According to the C.D.C., since 1962 only 138 people have been infected, and all but three of them have died. Between 2006 and 2015, there were only 37 documented infections, mainly associated with recreational swimming, but one involved contaminated water on a slip-n-slide, and three cases were from rinsing sinuses with infected tap water, including two involving Neti pots.
Clearly, Naegleria fowleri is not your biggest risk in the water. By comparison, between 2005 and 2014, 3,536 people — which averages to about 10 a day — died of unintentional drownings in the United States.
“Millions of people participate in water activities all the time, and this is a very rare infection,” Dr. Stephen Keener, the medical director for the Mecklenburg County Health Department, said at a press conference. “It’s not the kind of thing where just getting in the water with Naegleria is going to cause you to get sick.”
There are ways to reduce exposure, and even though the risk of infection is low, you should follow them. Avoid putting your head under water in hot springs or other warm, fresh bodies of water. If you do go under water, hold your nose, or use nose clips if you know there is a risk of submersion. Avoid digging scum and sediment up near the water. Avoid fresh water activities during very warm weather, which is not very practical advice for people who enjoy swimming or water skiing in lakes or kayaking in streams and rivers. But you can remind yourself about precautions, especially after several days of 90 degree weather.

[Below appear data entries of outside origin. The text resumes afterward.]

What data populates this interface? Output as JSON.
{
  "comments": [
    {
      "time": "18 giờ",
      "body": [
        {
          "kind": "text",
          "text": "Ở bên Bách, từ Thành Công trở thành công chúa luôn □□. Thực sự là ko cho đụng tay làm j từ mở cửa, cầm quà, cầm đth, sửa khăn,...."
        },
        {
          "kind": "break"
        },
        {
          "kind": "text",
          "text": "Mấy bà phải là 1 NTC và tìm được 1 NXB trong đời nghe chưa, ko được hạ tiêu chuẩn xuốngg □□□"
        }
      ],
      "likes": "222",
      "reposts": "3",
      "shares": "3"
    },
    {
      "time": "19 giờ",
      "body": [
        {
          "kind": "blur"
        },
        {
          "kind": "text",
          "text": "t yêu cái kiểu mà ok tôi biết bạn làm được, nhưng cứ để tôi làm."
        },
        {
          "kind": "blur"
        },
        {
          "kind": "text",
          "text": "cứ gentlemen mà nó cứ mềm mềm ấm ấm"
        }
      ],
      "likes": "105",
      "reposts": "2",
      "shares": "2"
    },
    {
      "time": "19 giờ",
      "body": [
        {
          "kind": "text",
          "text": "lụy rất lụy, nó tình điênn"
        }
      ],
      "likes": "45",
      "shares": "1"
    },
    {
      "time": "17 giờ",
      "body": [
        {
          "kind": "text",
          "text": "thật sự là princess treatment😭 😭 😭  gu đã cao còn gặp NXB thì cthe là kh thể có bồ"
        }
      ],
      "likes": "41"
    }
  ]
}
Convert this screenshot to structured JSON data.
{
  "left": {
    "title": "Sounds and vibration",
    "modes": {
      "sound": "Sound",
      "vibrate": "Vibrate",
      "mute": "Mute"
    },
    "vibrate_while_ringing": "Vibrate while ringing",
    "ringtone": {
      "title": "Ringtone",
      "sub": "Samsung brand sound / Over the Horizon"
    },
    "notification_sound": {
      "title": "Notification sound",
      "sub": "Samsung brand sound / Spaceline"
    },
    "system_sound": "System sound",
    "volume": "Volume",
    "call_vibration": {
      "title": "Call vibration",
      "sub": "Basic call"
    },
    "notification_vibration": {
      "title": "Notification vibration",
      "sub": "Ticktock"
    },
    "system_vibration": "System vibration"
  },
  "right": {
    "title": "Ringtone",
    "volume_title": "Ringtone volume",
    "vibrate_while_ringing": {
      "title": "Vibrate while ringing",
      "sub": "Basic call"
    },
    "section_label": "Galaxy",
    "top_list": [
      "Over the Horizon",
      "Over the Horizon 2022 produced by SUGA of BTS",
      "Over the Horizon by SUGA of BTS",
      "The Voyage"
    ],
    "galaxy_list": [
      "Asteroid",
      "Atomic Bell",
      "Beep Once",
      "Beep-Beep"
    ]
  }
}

“Living in Arkansas, one of my favorite things to do is spend time at the lake,” said Dr. William Matthew Linam, a physician at Arkansas Children’s Hospital, in an email. “Having said that, I make my children hold their noses if they are going underwater.”
If you’ve been playing around in warm fresh water, especially during summer months, and come down with a headache, fever, nausea or vomiting, experts say to tell your doctor where you’ve been. And the sooner the better. Later symptoms include stiff neck, confusion, loss of balance, seizures and hallucinations.
Dr. Linam thinks early detection is critical. In 2013 he saved a 12-year-old girl named Kali Hardig, who was exposed at an Arkansas water park and is one of only three documented victims of the amoeba to ever survive the infection. He called the C.D.C. immediately, and the amoeba was found in a sample of her spinal fluid. He administered a cocktail of drugs that the C.D.C. has proven effective in the lab, including miltefosine, a breast cancer drug that the C.D.C. is working to make available in hospitals in Texas and Florida, where reports are more common.
But “even with early detection and treatment, survival is not guaranteed,” he said.
Would I go whitewater rafting again? Yes. But probably only on a cool day. And I’d wear nose plugs.